Let us hope for the amelioration of man’s lot as a consequence of the progress of the enlightenment (des lumieres) and labours of the educated (des gens instruits); let us trust that the errors and even the injustices of our age may not rob us of this consoling hope. The history of society presents a continuous alternation of light and darkness, reason and extravagance, humanity and barbarism; but in the succession of ages we can observe good gradually increasing in ever greater proportion. What educated man, if he is not a misanthrope or misled by vain declamations, would really wish he had lived in the barbarous and poetical time which Homer paints in such fair and terrifying colours?
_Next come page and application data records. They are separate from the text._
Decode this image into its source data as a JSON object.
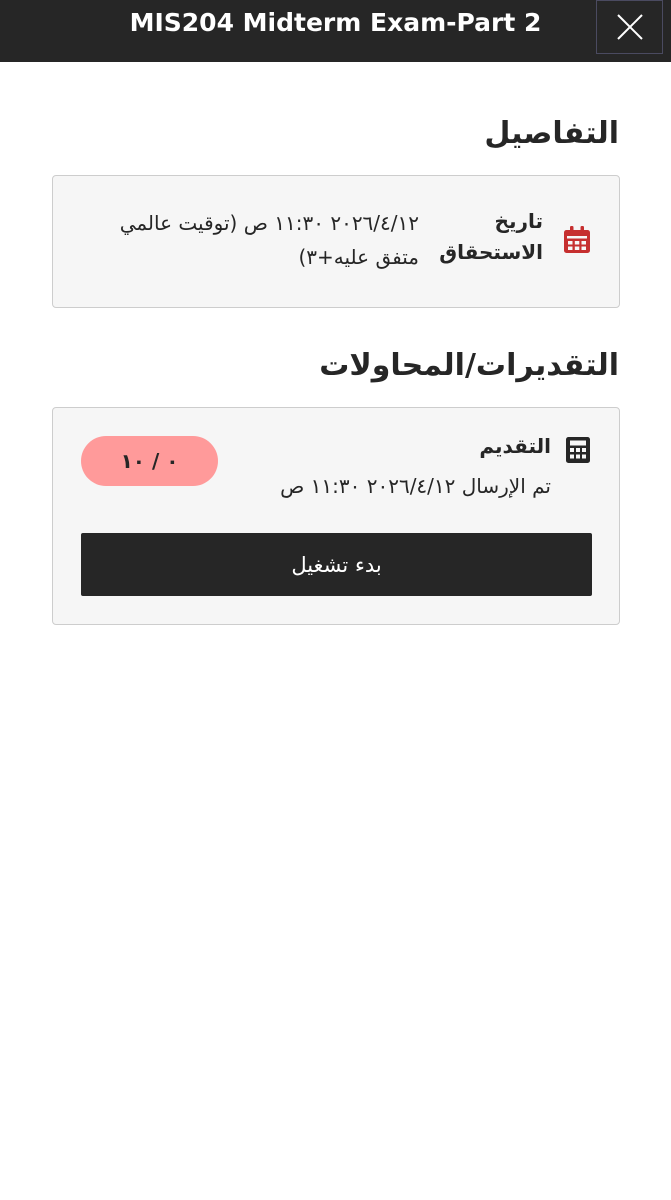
{
  "header": {
    "title": "MIS204 Midterm Exam-Part 2",
    "close_icon": "close-icon"
  },
  "details": {
    "heading": "التفاصيل",
    "due_date": {
      "icon": "calendar-icon",
      "icon_color": "#c62f2f",
      "label_line1": "تاريخ",
      "label_line2": "الاستحقاق",
      "value_line1": "٢٠٢٦/٤/١٢ ١١:٣٠ ص (توقيت عالمي",
      "value_line2": "متفق عليه+٣)"
    }
  },
  "grades": {
    "heading": "التقديرات/المحاولات",
    "submission": {
      "icon": "calculator-icon",
      "label": "التقديم",
      "status": "تم الإرسال ٢٠٢٦/٤/١٢ ١١:٣٠ ص",
      "grade": "٠ / ١٠",
      "grade_color": "#ff9a9a"
    },
    "start_button_label": "بدء تشغيل"
  }
}
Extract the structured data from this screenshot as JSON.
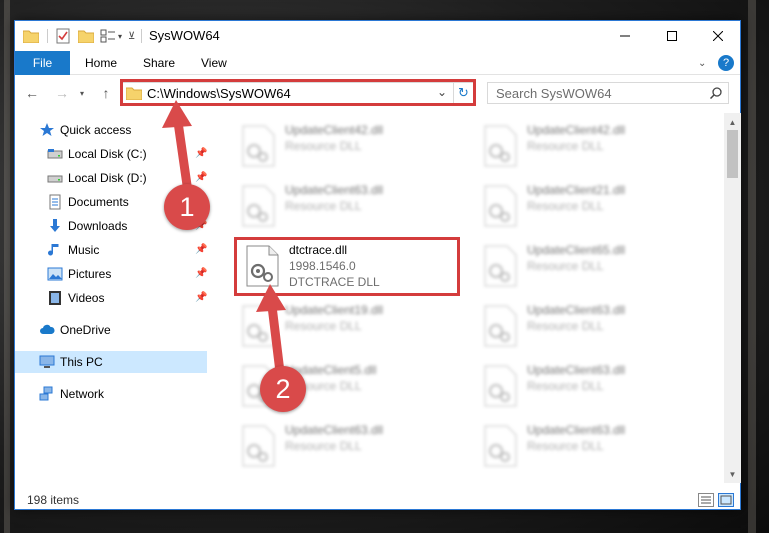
{
  "window": {
    "title": "SysWOW64"
  },
  "ribbon": {
    "tabs": [
      {
        "label": "File"
      },
      {
        "label": "Home"
      },
      {
        "label": "Share"
      },
      {
        "label": "View"
      }
    ]
  },
  "address_bar": {
    "path": "C:\\Windows\\SysWOW64"
  },
  "search": {
    "placeholder": "Search SysWOW64"
  },
  "nav_pane": {
    "items": [
      {
        "label": "Quick access",
        "icon": "star-icon"
      },
      {
        "label": "Local Disk (C:)",
        "icon": "drive-icon",
        "pinned": true
      },
      {
        "label": "Local Disk (D:)",
        "icon": "drive-icon",
        "pinned": true
      },
      {
        "label": "Documents",
        "icon": "documents-icon",
        "pinned": true
      },
      {
        "label": "Downloads",
        "icon": "download-icon",
        "pinned": true
      },
      {
        "label": "Music",
        "icon": "music-icon",
        "pinned": true
      },
      {
        "label": "Pictures",
        "icon": "pictures-icon",
        "pinned": true
      },
      {
        "label": "Videos",
        "icon": "videos-icon",
        "pinned": true
      },
      {
        "label": "OneDrive",
        "icon": "cloud-icon"
      },
      {
        "label": "This PC",
        "icon": "computer-icon",
        "selected": true
      },
      {
        "label": "Network",
        "icon": "network-icon"
      }
    ]
  },
  "files": [
    {
      "name": "UpdateClient42.dll",
      "type": "Resource DLL",
      "blurred": true
    },
    {
      "name": "UpdateClient42.dll",
      "type": "Resource DLL",
      "blurred": true
    },
    {
      "name": "UpdateClient63.dll",
      "type": "Resource DLL",
      "blurred": true
    },
    {
      "name": "UpdateClient21.dll",
      "type": "Resource DLL",
      "blurred": true
    },
    {
      "name": "dtctrace.dll",
      "version": "1998.1546.0",
      "type": "DTCTRACE DLL",
      "blurred": false
    },
    {
      "name": "UpdateClient65.dll",
      "type": "Resource DLL",
      "blurred": true
    },
    {
      "name": "UpdateClient19.dll",
      "type": "Resource DLL",
      "blurred": true
    },
    {
      "name": "UpdateClient63.dll",
      "type": "Resource DLL",
      "blurred": true
    },
    {
      "name": "UpdateClient5.dll",
      "type": "Resource DLL",
      "blurred": true
    },
    {
      "name": "UpdateClient63.dll",
      "type": "Resource DLL",
      "blurred": true
    },
    {
      "name": "UpdateClient63.dll",
      "type": "Resource DLL",
      "blurred": true
    },
    {
      "name": "UpdateClient63.dll",
      "type": "Resource DLL",
      "blurred": true
    }
  ],
  "status": {
    "item_count": "198 items"
  },
  "callouts": [
    {
      "label": "1"
    },
    {
      "label": "2"
    }
  ],
  "colors": {
    "accent": "#1979ca",
    "highlight_red": "#d43c3c",
    "callout_red": "#d94a4a",
    "selection": "#cce8ff"
  }
}
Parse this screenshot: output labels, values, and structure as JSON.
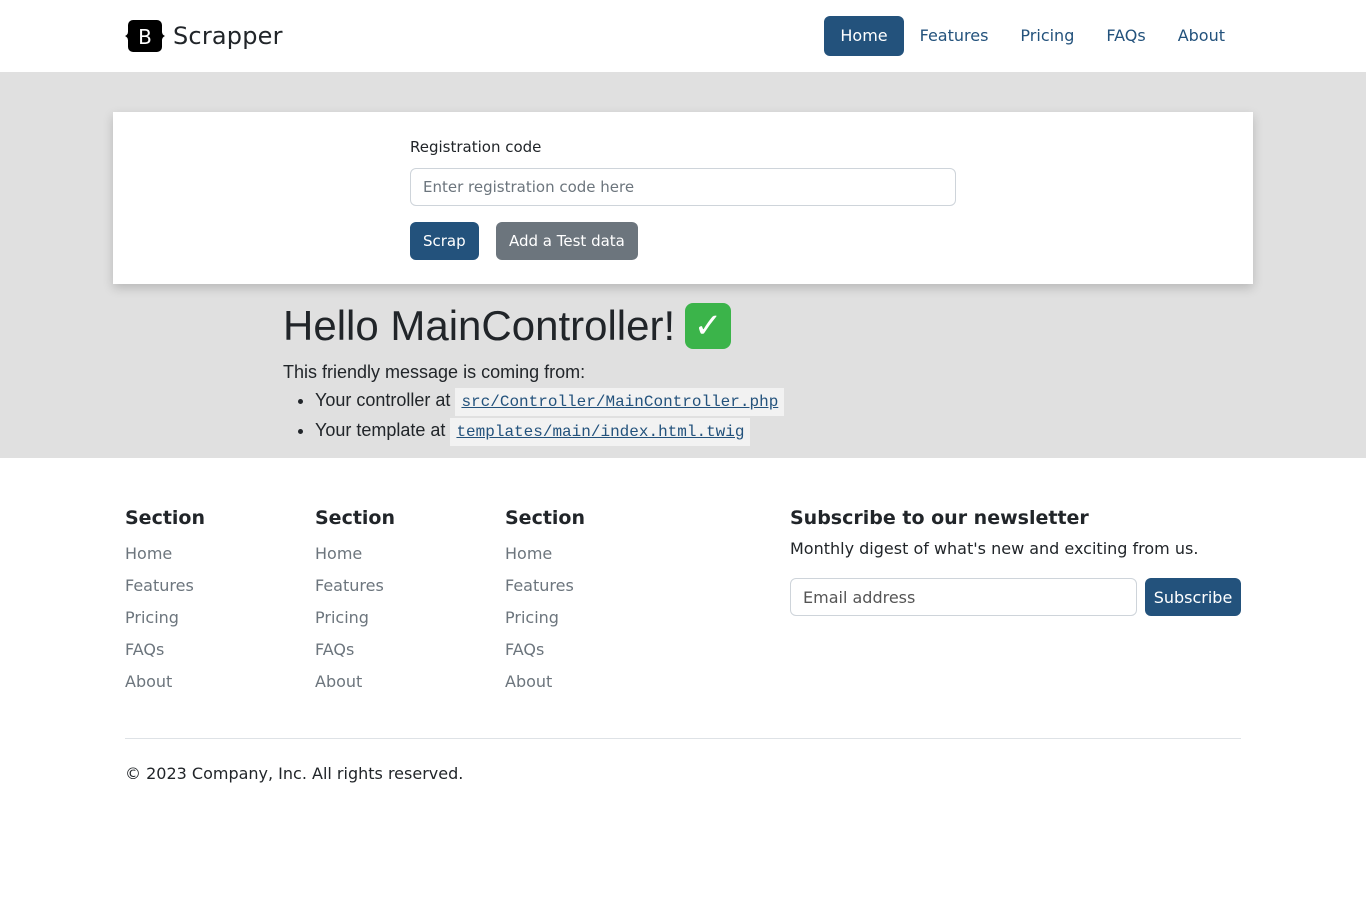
{
  "header": {
    "brand_letter": "B",
    "brand_name": "Scrapper",
    "nav": [
      {
        "label": "Home",
        "active": true
      },
      {
        "label": "Features"
      },
      {
        "label": "Pricing"
      },
      {
        "label": "FAQs"
      },
      {
        "label": "About"
      }
    ]
  },
  "form": {
    "label": "Registration code",
    "placeholder": "Enter registration code here",
    "value": "",
    "scrap_button": "Scrap",
    "test_button": "Add a Test data"
  },
  "hello": {
    "title": "Hello MainController!",
    "check_glyph": "✓",
    "intro": "This friendly message is coming from:",
    "items": [
      {
        "text": "Your controller at",
        "code": "src/Controller/MainController.php"
      },
      {
        "text": "Your template at",
        "code": "templates/main/index.html.twig"
      }
    ]
  },
  "footer": {
    "columns": [
      {
        "title": "Section",
        "links": [
          "Home",
          "Features",
          "Pricing",
          "FAQs",
          "About"
        ]
      },
      {
        "title": "Section",
        "links": [
          "Home",
          "Features",
          "Pricing",
          "FAQs",
          "About"
        ]
      },
      {
        "title": "Section",
        "links": [
          "Home",
          "Features",
          "Pricing",
          "FAQs",
          "About"
        ]
      }
    ],
    "newsletter": {
      "title": "Subscribe to our newsletter",
      "description": "Monthly digest of what's new and exciting from us.",
      "placeholder": "Email address",
      "button": "Subscribe"
    },
    "copyright": "© 2023 Company, Inc. All rights reserved."
  },
  "colors": {
    "primary": "#23527c",
    "secondary": "#6c757d",
    "band": "#e0e0e0",
    "check": "#3bb44a"
  }
}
Who regrets that he was not born at Sparta among those pretended heroes who made it a virtue to insult nature, practised theft, and gloried in the murder of a Helot; or at Carthage, the scene of human sacrifices, or at Rome amid the proscriptions or under the rule of a Nero or a Caligula? Let as agree that man advances, though slowly, towards light and happiness.
But though the most influential writers were sober in speculating about the future, it is significant of their effectiveness in diffusing the idea of Progress that now for the first time a prophetic Utopia was constructed. Hitherto, as I have before observed, ideal states were either projected into the remote past or set in some distant, vaguely-known region, where fancy could build freely. To project them into the future was a new thing, and when in 1770 Sebastien Mercier described what human civilisation would be in A.D. 2440, it was a telling sign of the power which the idea of Progress was beginning to exercise.
Mercier has been remembered, or rather forgotten, as an inferior dramatist. He was a good deal more, and the researches of M. Beclard into his life and works enable us to appreciate him. If it is an overstatement to say that his soul reflected in miniature the very soul of his age, [Footnote: L. Beclard, Sebastien Mercier, sa vie, son oeuvre, son temps (1903), p. vii.] he was assuredly one of its characteristic products. He reminds us in some ways of the Abbe de Saint-Pierre, who was one of his heroes. All his activities were urged by the dream of a humanity regenerated by reason, all his energy devoted to bringing about its accomplishment. Saint-Pierre’s idea of perpetual peace inspired an early essay on the scourge of war.
The theories of Rousseau exercised at first an irresistible attraction, but modern civilisation had too strong a hold on him; he was too Parisian in temper to acquiesce for long in the doctrine of Arcadianism. He composed a book on The Savage to illustrate the text that the true standard of morality is the heart of primitive man, and to prove that the best thing we could do is to return to the forest; but in the process of writing it he seems to have come to the conclusion that the whole doctrine was fallacious. [Footnote: